Professor Tasin Gemil
Institute of Turkology, “Babeș-Bolyai” University, Cluj-Napoca
Member of the Advisory Board of the Institute for Advanced Studies in Levant Culture and Civilization
Nearly three decades ago, I gave an address in the Auditorium of the Romanian Academy on The global political system from the perspective of history, in which I presented the historical models and landmarks that underpin current initiatives and actions. Among them, I referred to the Res Publica Christiana, an initiative of Pope Sylvester II and Holy Roman Emperor Otto III a thousand years ago. In my opinion, therein lies the nascent idea of a European Union (combined with NATO) which, either by accident or by design, was put forward by a French thinker and supported by a German leader.
Indeed, the European Union was conceived from the outset as a “Christian club”, as president Valery Giscard d’Estaing himself openly stated on multiple occasions. Only Europe, today, is a far cry from the (Catholic) Europe of the Middle Ages, and indeed even from Europe as it stood at the European Union’s inception. Several Orthodox countries have been admitted to the select club of the European Union, albeit with some difficulty; yet decisive weight is still held by the Catholic (including in this designation the Reformed and Protestant) spirit. Although not ostentatiously affirmed, this spirit permeates the thinking of European decision-makers. I believe herein lies the European Union’s proverbial Achilles’ heel, and not in the ever-louder and increasingly numerous presence of Muslim, Indian, African or other communities in our societies and in the political, economic and cultural structures of EU member states. Above all, I believe we would do well to keep in mind the great influence of China, followed closely thereafter by that of India. The Catholic European spirit must adapt to these challenges, that could very well undermine it from within if – as is rumoured – China will allow Protestant Christianity as a state religion. In any case, China’s apparent docility should not lull European prudence. The United States have never, I believe, lost sight of these global factors; yet, to the best of my knowledge, the European Union is still not awarding Asia the attention it deserves.
Whether we like it or not, Asia now comes upon Europe, I claimed in 1991 during a session of NATO’s Parliamentary Assembly.

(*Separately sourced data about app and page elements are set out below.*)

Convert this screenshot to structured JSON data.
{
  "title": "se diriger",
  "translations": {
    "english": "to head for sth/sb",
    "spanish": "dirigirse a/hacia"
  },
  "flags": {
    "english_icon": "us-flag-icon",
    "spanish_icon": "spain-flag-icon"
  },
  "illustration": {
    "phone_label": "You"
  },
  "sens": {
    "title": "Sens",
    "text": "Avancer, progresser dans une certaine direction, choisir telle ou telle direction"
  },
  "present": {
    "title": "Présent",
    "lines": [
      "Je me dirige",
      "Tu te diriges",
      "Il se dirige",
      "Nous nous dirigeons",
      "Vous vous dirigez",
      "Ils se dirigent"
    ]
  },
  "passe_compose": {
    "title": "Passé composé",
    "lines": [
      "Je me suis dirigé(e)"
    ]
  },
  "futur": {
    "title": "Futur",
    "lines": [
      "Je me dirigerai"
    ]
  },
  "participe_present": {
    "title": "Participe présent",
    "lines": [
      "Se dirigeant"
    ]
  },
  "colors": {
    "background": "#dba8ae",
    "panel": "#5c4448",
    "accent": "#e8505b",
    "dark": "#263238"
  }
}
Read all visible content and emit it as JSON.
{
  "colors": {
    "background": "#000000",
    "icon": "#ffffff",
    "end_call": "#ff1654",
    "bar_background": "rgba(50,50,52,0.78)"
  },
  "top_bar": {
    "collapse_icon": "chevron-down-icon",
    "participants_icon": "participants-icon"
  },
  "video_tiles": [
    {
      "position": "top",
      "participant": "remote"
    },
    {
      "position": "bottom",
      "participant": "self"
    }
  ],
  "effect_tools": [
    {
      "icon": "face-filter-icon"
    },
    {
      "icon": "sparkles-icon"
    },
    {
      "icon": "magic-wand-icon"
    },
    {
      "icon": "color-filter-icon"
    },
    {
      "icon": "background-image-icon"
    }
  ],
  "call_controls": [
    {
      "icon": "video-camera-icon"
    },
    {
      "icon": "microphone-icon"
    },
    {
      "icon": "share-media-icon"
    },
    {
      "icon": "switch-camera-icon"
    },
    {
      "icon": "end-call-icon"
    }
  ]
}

The current situation in Europe is, in large part, similar to that in the late Roman Empire on the eve of the Great Migrations. The migrating peoples only dared cross the Roman frontier once the Romans’ spiritual and moral crisis was apparent to all, a time when Christianity had not yet secured its dominance and was more interested in subverting all things Roman. I am convinced that history could well hold valuable lessons for our politicians, were it only afforded the attention it deserves.